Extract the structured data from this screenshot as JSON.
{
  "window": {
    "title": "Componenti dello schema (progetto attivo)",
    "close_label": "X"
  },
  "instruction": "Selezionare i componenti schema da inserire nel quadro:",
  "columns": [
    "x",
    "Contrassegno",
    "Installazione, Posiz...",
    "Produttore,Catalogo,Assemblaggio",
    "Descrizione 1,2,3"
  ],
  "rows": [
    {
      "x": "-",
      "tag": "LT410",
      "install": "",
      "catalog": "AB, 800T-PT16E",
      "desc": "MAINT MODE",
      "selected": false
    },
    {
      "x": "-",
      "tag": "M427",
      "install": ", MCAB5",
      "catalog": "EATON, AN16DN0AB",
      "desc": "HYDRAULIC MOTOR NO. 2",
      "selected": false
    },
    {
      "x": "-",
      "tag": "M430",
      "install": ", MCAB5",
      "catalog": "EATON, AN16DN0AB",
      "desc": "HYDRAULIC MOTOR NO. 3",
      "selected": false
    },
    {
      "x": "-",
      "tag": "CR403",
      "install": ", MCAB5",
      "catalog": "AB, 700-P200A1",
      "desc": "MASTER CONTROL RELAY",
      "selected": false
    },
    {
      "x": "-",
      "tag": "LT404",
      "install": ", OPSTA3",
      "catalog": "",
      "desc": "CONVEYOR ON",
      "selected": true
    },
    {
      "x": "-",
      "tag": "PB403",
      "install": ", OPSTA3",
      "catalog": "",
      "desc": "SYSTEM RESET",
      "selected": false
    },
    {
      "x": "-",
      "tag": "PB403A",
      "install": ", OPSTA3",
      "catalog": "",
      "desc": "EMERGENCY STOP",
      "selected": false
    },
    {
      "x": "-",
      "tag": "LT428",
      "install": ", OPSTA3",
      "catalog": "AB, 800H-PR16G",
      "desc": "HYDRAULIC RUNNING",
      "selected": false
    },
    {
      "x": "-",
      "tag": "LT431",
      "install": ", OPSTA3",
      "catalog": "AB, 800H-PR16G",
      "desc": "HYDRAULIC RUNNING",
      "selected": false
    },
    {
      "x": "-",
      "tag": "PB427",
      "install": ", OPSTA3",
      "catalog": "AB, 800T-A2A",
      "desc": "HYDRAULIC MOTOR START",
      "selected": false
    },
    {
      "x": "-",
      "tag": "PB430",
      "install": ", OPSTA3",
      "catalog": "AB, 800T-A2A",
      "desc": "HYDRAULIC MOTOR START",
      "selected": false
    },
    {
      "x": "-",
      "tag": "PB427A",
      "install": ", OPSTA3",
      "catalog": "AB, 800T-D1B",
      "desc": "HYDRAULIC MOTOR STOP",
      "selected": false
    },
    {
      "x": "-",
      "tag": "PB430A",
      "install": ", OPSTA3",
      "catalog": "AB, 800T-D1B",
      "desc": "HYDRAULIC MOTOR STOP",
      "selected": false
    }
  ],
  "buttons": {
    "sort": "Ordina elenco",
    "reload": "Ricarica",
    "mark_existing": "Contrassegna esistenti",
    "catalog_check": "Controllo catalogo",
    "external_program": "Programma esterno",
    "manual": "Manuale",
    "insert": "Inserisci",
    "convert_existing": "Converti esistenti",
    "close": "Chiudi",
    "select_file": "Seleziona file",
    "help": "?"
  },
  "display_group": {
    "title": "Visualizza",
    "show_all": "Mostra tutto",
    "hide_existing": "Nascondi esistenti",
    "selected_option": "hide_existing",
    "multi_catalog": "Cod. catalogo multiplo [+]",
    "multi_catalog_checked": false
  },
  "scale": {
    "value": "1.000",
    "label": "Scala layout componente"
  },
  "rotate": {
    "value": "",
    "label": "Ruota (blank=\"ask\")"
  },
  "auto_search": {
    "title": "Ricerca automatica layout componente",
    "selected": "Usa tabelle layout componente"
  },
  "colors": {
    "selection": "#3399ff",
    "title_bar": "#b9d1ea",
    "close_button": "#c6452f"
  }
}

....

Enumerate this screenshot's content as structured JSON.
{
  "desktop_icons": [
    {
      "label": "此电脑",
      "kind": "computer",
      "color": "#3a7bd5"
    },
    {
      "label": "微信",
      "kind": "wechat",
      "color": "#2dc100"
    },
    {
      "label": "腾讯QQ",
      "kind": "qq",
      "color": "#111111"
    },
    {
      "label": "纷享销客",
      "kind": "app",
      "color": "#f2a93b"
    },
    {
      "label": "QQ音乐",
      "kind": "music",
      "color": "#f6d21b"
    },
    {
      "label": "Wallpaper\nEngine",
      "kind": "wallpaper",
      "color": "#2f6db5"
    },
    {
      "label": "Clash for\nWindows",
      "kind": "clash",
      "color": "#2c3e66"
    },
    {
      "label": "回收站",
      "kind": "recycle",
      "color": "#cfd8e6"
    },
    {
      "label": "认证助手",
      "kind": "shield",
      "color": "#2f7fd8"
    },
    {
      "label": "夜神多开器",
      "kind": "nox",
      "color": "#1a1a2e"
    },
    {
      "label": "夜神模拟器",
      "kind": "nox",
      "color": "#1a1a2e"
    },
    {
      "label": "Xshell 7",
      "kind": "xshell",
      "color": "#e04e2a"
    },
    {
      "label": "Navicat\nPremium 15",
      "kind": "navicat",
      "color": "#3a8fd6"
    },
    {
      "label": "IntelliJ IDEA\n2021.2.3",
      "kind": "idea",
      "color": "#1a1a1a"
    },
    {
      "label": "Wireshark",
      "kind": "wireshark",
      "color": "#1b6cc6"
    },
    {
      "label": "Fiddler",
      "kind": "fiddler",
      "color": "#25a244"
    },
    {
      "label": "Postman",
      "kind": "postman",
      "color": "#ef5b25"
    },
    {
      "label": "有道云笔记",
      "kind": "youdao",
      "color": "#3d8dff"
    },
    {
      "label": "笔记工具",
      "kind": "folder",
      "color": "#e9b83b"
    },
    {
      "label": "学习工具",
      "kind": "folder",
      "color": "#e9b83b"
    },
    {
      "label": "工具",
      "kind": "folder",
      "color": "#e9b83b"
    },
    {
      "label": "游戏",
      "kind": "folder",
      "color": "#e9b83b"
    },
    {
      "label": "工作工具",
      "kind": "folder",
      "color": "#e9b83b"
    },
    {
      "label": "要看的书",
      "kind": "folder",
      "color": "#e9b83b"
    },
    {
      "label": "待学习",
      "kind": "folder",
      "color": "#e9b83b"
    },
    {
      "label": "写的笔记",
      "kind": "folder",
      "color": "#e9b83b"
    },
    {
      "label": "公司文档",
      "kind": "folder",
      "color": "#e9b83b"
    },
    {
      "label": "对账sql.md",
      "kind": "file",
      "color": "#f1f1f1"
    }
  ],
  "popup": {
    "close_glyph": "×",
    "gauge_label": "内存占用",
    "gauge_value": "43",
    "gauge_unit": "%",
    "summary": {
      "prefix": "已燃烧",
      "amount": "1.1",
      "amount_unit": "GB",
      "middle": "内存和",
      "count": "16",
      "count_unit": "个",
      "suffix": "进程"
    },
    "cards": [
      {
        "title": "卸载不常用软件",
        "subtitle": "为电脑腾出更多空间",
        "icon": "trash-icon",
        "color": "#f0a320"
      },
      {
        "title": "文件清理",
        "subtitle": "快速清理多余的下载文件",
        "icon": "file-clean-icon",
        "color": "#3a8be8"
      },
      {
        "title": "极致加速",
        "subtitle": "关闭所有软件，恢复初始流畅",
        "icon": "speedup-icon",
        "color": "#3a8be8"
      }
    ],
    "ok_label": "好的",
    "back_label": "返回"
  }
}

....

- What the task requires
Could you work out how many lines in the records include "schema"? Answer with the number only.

- Reply to the task
2